Deposition is an interview conducted under oath in front of a court reporter, usually held in an attorney’s office but sometimes held at business conferences rooms or medical facilities as well. Questions from lawyers are typically recorded by the court reporter for later use in deposition proceedings that may last anywhere between minutes and several days.
Depositions can help both sides better understand their case before trial by leveling the playing field and gathering more information from both witnesses. Furthermore, depositions help preserve witness testimony and memories of events, which is particularly valuable in personal injury claims where witness accounts must be preserved in order to keep a trial proceeding moving smoothly.
Your attorney will prepare you for your deposition by reviewing any pertinent documents or information and by going over any potential questions from opposing counsel; should any be inappropriate, your lawyer can object.
It is a legal proceeding
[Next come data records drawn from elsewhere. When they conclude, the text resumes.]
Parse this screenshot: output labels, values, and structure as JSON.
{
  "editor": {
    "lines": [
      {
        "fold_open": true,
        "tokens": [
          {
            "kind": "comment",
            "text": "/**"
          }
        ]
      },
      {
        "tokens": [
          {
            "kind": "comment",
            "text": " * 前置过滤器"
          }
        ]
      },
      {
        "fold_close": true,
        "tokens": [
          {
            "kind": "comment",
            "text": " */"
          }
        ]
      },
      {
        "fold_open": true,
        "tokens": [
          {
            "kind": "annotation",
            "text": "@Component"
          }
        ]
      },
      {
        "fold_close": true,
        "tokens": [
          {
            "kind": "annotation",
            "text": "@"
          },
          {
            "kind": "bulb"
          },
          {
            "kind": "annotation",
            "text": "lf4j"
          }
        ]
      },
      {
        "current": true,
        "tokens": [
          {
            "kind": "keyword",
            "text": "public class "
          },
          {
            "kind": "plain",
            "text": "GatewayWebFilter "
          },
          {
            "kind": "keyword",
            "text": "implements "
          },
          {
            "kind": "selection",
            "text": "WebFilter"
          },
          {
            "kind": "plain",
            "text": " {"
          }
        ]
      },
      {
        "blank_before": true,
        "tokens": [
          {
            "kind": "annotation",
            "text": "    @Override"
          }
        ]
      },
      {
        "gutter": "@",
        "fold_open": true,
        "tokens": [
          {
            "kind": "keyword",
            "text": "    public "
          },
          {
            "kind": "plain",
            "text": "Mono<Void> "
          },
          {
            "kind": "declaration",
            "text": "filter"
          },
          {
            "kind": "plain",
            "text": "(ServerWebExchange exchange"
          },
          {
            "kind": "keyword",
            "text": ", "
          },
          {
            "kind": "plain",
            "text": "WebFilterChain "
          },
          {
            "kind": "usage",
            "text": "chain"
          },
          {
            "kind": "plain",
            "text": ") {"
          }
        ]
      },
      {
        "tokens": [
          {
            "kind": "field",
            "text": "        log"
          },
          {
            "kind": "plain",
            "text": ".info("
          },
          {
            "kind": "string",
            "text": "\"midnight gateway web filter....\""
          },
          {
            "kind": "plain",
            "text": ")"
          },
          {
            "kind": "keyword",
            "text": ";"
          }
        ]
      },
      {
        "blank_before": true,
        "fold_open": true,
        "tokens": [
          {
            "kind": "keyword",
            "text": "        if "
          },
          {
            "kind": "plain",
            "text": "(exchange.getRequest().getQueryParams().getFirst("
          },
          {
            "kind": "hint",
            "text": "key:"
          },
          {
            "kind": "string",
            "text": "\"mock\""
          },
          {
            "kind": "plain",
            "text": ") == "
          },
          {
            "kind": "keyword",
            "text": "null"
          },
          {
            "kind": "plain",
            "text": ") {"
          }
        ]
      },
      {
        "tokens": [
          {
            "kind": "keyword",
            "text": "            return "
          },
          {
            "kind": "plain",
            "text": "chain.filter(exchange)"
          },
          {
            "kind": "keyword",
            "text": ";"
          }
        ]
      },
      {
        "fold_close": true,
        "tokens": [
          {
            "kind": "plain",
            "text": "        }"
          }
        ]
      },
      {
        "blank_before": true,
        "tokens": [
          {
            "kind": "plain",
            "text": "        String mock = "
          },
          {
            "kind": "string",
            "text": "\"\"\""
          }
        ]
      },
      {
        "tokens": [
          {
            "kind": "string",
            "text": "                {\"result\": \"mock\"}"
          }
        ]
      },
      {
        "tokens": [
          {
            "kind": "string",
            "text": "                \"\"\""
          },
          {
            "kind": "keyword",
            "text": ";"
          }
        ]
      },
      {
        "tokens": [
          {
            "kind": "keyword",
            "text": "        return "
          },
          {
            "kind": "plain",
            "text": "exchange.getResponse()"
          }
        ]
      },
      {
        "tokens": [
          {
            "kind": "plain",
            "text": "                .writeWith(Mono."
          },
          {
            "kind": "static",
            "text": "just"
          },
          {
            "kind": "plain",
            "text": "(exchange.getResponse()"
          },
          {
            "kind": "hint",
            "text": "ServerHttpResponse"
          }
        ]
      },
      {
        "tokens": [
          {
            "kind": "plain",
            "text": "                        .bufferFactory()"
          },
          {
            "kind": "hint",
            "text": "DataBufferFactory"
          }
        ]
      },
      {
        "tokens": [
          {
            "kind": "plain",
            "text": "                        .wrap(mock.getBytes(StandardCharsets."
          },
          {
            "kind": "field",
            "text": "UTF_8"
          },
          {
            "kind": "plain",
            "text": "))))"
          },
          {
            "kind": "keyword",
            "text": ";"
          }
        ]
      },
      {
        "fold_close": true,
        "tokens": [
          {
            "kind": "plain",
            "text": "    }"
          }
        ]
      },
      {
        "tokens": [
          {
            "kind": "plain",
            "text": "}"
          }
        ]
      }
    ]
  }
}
Depositions are non-courtroom question-and-answer sessions conducted under oath that take place outside the courtroom and involve individuals being examined under oath. Deposals form part of the discovery process, providing attorneys with access to key facts prior to trial. Court reporters record depositions transcribed so witnesses’ statements can be compared against their testimony during trial, helping show any discrepancies between their testimony at both locations; in case someone changes their story during court testimony the deposition transcript can help demonstrate this discrepancy if needed.
Your attorney will help prepare you for a deposition by discussing potential questions you will face during it. They’ll also be present during it so they can object to inappropriate or confusing inquiries. During your deposition, do your best to be as accurate and precise as possible when answering all questions asked of you, even if they seem pointless; your lawyer will ensure you can articulate responses clearly.
It is a discovery tool
Depositions are an invaluable discovery tool for attorneys looking for evidence for their case. Attorneys use them to ask witnesses and other parties involved under oath questions that help prepare witnesses for trial while also making sure they tell the truth during testimony. Depositions may be used both civilly and criminally.
Depositions can be recorded and transcribed by a court reporter, then distributed to all parties involved in the lawsuit. A transcript may then be useful at trial in case there is discrepancy between what a witness testifies to at deposition and their testimony at trial.
Your attorney will meet with you prior to your deposition to review what questions will be asked and advise on demeanor and dress. They may also review public records in order to spot potential issues during the deposition.
It is a form of trial preparation
Depositions are an official legal procedure used in the discovery process to collect information that will either help or hurt a case. Attorneys for both sides often utilize depositions as a tool to probe witness stories and isolate facts that will most help their side’s case at trial – this ensures no surprises appear at trial, and each party knows which witnesses and evidence they plan to present at their respective trials.
Depositions typically take place at either a lawyer’s office or that of a litigation support services provider and include a court reporter present to record questioning by an interrogator or reporter. While no judge will typically attend, anyone being deposed can be subpoenaed by court order to attend and answer questioning from interrogators and reporters.
At depositions, it is vitally important to be truthful. Experienced lawyers will quickly detect inconsistencies and other problems which could discredit your testimony at trial. Furthermore, taking regular breaks throughout an eight hour deposition session is also key.